PROVIDED DATA:
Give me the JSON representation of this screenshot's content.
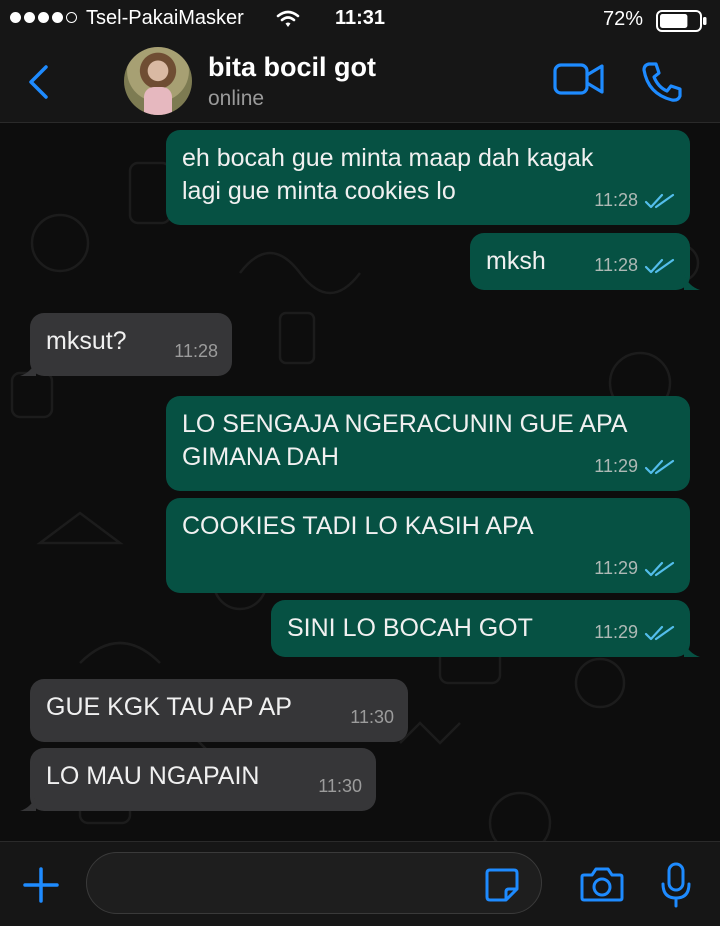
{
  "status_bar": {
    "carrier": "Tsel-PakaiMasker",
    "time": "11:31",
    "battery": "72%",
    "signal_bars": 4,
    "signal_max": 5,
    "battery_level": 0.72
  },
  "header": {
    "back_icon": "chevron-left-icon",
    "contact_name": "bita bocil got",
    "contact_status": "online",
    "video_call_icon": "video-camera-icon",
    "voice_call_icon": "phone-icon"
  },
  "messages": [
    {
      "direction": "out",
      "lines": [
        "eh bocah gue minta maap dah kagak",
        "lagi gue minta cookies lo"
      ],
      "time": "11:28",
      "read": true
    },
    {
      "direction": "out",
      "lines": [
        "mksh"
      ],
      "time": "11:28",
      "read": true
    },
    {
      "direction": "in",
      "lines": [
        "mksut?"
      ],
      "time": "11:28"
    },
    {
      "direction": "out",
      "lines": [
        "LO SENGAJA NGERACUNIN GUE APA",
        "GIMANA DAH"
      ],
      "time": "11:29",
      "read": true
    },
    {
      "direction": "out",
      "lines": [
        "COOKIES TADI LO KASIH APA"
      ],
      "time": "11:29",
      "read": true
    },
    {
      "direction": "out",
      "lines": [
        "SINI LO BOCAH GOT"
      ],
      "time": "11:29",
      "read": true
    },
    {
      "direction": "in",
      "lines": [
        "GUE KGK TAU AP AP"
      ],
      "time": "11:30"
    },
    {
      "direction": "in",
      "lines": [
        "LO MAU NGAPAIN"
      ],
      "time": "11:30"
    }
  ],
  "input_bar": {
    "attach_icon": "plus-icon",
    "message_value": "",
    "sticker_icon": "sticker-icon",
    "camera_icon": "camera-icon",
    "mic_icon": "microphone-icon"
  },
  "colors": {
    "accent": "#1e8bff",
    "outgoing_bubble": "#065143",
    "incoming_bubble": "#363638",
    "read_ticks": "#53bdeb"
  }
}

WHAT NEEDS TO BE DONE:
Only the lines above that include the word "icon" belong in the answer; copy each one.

RESULT OF THE EXERCISE:
    "back_icon": "chevron-left-icon",
    "video_call_icon": "video-camera-icon",
    "voice_call_icon": "phone-icon"
    "attach_icon": "plus-icon",
    "sticker_icon": "sticker-icon",
    "camera_icon": "camera-icon",
    "mic_icon": "microphone-icon"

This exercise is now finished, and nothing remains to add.